We need strong, harmonised, and mutually accepted rules on how to operate safe flights with Covid present in our societies
European Member States currently have a patchwork of different approaches, rules and health measures, which are not harmonised and are difficult to fit together. These hurdles can only be overcome by a coordinated approach, as other safety rules in aviation are coordinated. In particular, states need to determine if incoming passengers have any greater risk of importing Covid than of acquiring it in their own territories. If this risk is no higher, arrival restrictions will achieve little. Having standardised, evidence-based measures applied and accepted by all will help achieve this. Rigorous and well-designed pre- or post-flight screening methods, passenger information, and common levels of disease prevalence and suppression between countries could all help mitigate risks until effective treatment or vaccines become available.

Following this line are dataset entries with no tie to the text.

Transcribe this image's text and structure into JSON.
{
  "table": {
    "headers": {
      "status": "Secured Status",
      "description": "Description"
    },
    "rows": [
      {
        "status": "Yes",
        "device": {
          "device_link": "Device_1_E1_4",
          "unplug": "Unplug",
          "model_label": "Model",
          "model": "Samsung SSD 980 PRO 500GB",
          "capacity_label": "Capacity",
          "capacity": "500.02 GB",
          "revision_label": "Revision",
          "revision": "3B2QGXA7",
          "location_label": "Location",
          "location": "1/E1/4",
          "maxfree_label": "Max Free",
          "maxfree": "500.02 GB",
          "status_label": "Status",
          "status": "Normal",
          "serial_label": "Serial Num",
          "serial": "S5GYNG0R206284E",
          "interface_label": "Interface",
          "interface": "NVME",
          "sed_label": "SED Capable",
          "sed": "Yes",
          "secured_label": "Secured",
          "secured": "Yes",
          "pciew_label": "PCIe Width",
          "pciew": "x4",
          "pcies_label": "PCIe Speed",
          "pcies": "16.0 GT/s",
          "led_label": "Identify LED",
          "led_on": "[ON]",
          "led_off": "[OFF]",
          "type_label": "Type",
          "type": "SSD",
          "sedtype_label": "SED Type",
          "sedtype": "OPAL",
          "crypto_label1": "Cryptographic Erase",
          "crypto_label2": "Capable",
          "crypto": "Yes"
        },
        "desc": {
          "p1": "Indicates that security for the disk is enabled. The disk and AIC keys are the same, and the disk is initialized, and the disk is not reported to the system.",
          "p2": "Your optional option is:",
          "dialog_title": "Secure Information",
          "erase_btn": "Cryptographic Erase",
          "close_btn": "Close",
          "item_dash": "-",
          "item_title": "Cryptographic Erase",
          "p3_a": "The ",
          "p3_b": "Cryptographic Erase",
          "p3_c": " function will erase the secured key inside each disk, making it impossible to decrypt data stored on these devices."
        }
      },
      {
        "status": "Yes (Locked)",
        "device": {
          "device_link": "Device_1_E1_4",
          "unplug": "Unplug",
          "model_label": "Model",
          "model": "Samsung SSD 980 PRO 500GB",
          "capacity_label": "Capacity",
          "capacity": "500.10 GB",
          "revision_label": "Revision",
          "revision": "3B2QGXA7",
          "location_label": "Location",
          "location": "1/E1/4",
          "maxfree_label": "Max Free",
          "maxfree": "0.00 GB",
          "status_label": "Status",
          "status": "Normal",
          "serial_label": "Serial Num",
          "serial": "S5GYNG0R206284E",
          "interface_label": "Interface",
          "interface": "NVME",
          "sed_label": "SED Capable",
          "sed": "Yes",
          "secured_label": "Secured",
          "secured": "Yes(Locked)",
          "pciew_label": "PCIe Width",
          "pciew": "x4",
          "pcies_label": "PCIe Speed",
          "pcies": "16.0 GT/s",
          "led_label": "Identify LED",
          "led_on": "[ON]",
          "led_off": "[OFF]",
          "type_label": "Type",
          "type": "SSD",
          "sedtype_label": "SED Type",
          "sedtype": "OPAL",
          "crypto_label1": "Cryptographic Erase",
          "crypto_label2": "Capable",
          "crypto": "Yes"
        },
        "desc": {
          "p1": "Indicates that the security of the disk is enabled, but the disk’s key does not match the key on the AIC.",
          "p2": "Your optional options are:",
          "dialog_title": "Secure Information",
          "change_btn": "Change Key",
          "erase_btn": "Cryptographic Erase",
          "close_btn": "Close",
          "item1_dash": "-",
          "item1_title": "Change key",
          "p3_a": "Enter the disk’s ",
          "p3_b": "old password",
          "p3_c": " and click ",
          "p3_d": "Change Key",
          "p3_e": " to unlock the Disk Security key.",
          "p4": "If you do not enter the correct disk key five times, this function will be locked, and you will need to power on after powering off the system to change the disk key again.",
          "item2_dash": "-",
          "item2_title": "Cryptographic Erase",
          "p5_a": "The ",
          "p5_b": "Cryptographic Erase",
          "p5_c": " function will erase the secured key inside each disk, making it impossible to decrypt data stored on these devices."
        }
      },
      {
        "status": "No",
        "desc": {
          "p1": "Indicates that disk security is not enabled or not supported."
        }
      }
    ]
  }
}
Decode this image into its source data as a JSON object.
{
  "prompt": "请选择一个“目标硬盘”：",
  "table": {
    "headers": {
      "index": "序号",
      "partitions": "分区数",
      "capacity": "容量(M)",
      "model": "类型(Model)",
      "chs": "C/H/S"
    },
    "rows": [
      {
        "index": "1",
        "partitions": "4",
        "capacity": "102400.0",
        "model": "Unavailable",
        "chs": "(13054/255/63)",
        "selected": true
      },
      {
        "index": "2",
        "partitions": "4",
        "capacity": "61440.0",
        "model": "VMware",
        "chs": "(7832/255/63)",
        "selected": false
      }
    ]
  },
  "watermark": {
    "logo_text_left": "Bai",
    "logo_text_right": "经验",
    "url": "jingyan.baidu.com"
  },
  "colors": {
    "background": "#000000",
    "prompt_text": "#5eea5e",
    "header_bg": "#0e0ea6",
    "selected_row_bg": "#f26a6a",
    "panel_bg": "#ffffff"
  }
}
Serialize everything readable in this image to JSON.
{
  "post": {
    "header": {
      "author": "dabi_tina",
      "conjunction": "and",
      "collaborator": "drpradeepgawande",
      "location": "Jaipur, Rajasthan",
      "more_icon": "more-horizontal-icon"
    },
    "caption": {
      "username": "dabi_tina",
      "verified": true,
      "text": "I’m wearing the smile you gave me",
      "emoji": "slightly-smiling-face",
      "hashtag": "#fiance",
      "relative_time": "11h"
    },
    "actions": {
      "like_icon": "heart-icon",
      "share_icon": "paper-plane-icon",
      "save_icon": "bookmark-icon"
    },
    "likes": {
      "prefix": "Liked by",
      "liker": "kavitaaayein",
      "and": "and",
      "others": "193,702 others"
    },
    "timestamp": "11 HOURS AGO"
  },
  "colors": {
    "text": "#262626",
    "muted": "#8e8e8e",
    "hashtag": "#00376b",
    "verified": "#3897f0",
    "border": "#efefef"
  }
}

There is no doubt that an aircraft is a very safe space for passengers, with filtered and regularly replaced air. But the equipment that enables this must be fitted and serviceable, and cleaning and disinfection schedules mandated. To properly implement risk mitigations that support this, airlines need to ensure that their front line staff are trained, provided with personal protection equipment, and given sufficient time and resources for cleaning and disinfection of aircraft.
The pilot mentality is to always seek the safest possible solution. This case is no different and pilots are looking for the EU, its Member States and their scientific communities to guide us with sensible and harmonised measures to navigate air travel through this crisis safely.